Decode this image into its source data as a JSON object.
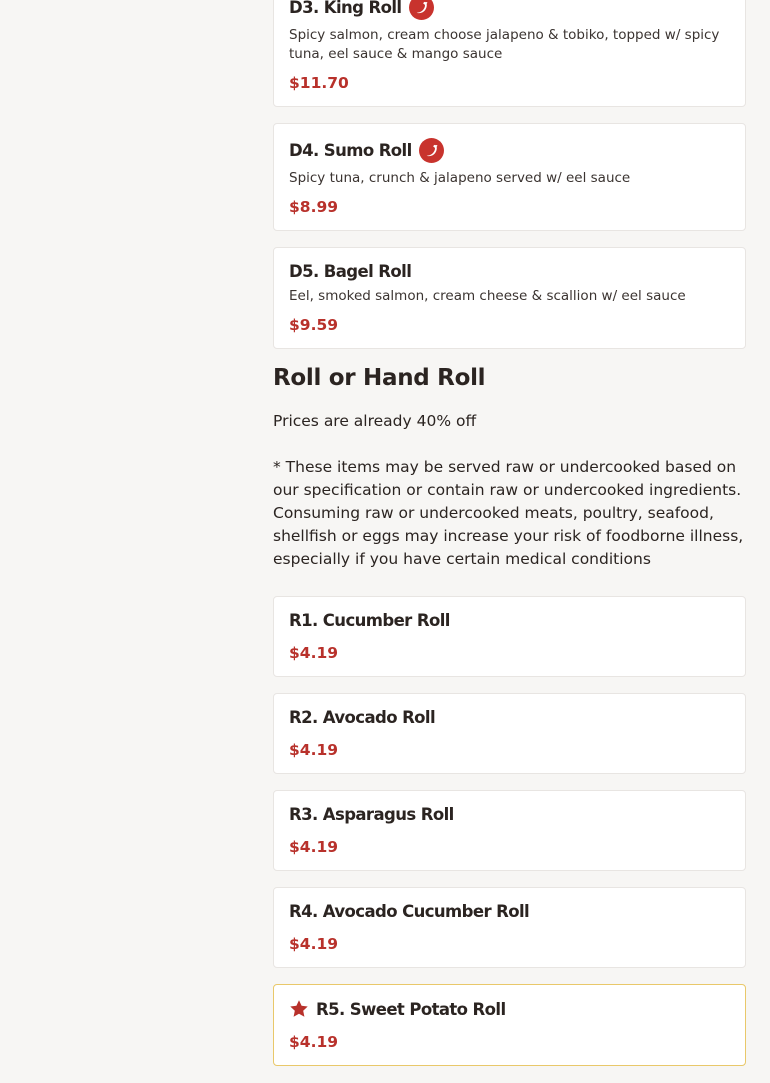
{
  "items_top": [
    {
      "title": "D3. King Roll",
      "spicy": true,
      "description": "Spicy salmon, cream choose jalapeno & tobiko, topped w/ spicy tuna, eel sauce & mango sauce",
      "price": "$11.70"
    },
    {
      "title": "D4. Sumo Roll",
      "spicy": true,
      "description": "Spicy tuna, crunch & jalapeno served w/ eel sauce",
      "price": "$8.99"
    },
    {
      "title": "D5. Bagel Roll",
      "spicy": false,
      "description": "Eel, smoked salmon, cream cheese & scallion w/ eel sauce",
      "price": "$9.59"
    }
  ],
  "section": {
    "title": "Roll or Hand Roll",
    "note_line1": "Prices are already 40% off",
    "note_line2": "* These items may be served raw or undercooked based on our specification or contain raw or undercooked ingredients. Consuming raw or undercooked meats, poultry, seafood, shellfish or eggs may increase your risk of foodborne illness, especially if you have certain medical conditions"
  },
  "items_rolls": [
    {
      "title": "R1. Cucumber Roll",
      "price": "$4.19"
    },
    {
      "title": "R2. Avocado Roll",
      "price": "$4.19"
    },
    {
      "title": "R3. Asparagus Roll",
      "price": "$4.19"
    },
    {
      "title": "R4. Avocado Cucumber Roll",
      "price": "$4.19"
    },
    {
      "title": "R5. Sweet Potato Roll",
      "price": "$4.19",
      "featured": true
    }
  ],
  "icons": {
    "spicy": "chili-pepper-icon",
    "featured": "star-icon"
  },
  "colors": {
    "accent_price": "#b8312b",
    "spicy_badge": "#c8332d",
    "featured_border": "#e9c86a"
  }
}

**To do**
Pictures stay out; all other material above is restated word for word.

**Response**
Decode this image into its source data as a JSON object.
{
  "items_top": [
    {
      "title": "D3. King Roll",
      "spicy": true,
      "description": "Spicy salmon, cream choose jalapeno & tobiko, topped w/ spicy tuna, eel sauce & mango sauce",
      "price": "$11.70"
    },
    {
      "title": "D4. Sumo Roll",
      "spicy": true,
      "description": "Spicy tuna, crunch & jalapeno served w/ eel sauce",
      "price": "$8.99"
    },
    {
      "title": "D5. Bagel Roll",
      "spicy": false,
      "description": "Eel, smoked salmon, cream cheese & scallion w/ eel sauce",
      "price": "$9.59"
    }
  ],
  "section": {
    "title": "Roll or Hand Roll",
    "note_line1": "Prices are already 40% off",
    "note_line2": "* These items may be served raw or undercooked based on our specification or contain raw or undercooked ingredients. Consuming raw or undercooked meats, poultry, seafood, shellfish or eggs may increase your risk of foodborne illness, especially if you have certain medical conditions"
  },
  "items_rolls": [
    {
      "title": "R1. Cucumber Roll",
      "price": "$4.19"
    },
    {
      "title": "R2. Avocado Roll",
      "price": "$4.19"
    },
    {
      "title": "R3. Asparagus Roll",
      "price": "$4.19"
    },
    {
      "title": "R4. Avocado Cucumber Roll",
      "price": "$4.19"
    },
    {
      "title": "R5. Sweet Potato Roll",
      "price": "$4.19",
      "featured": true
    }
  ],
  "icons": {
    "spicy": "chili-pepper-icon",
    "featured": "star-icon"
  },
  "colors": {
    "accent_price": "#b8312b",
    "spicy_badge": "#c8332d",
    "featured_border": "#e9c86a"
  }
}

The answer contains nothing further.